The decision provides welcome and long awaited clarification of the law. In reaching her decision (with which other members of the court agreed), Lady Black considered both the narrow legal question, and the wider context in which these decisions must be made.
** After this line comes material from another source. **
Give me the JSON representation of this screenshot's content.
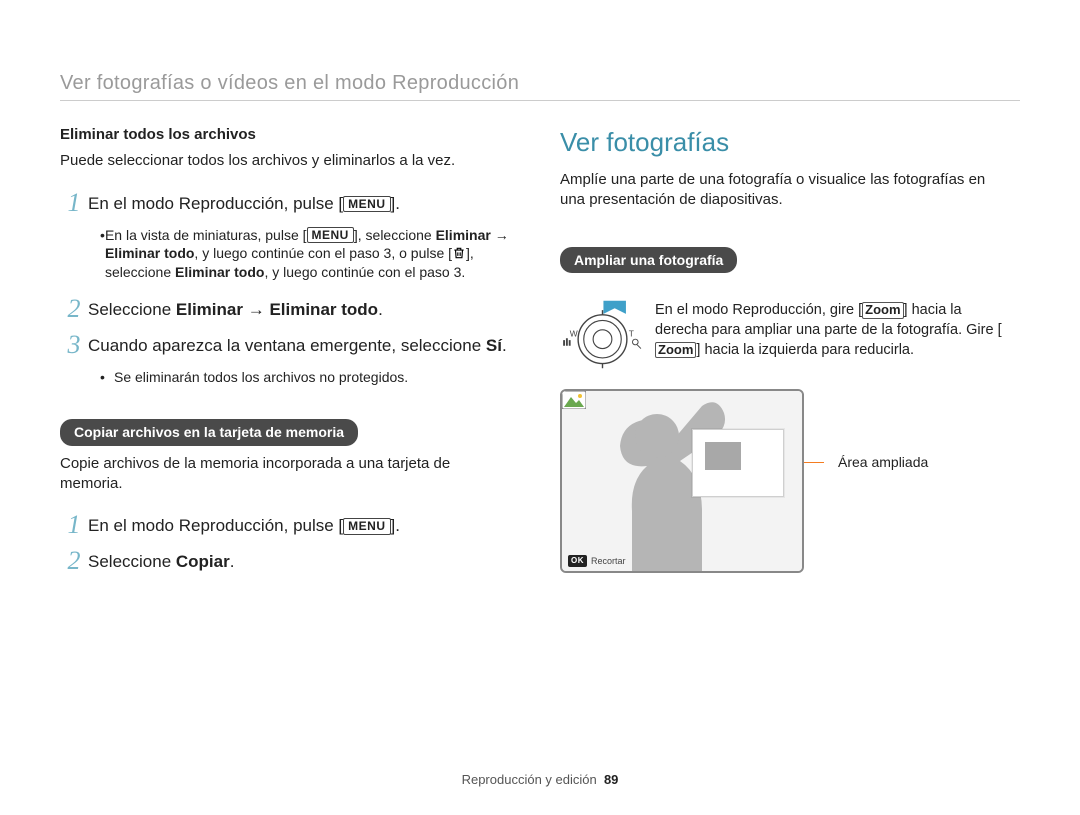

She highlights the desirability of keeping the court out of decisions in which its involvement is unnecessary, and of prioritising a patient’s best interests by enabling families to spend their last days with them without being distracted by court proceedings, or burdened by distressing delays occasioned by proceedings.

The decision also rightly acknowledges the practical reality that decisions about CANH withdrawal are often made consensually by doctors and relatives without court involvement where patients are significantly cognitively impaired but not unconscious, for example following stroke.

If the MCA 2005 is followed, the code of practice and regulatory framework observed, there is agreement as to what is in the patient’s best interests, second independent opinions are available which support the best interests’ decision, life sustaining treatment (including CANH) can be withdrawn/withheld without the need to make an application to court.

We recommend that there is a full note made of all discussions and reasons for decisions reached and more importantly that NHS bodies ensure that healthcare professionals to whom these decisions will fall are well versed with the regulatory framework and in particular the MCA 2005.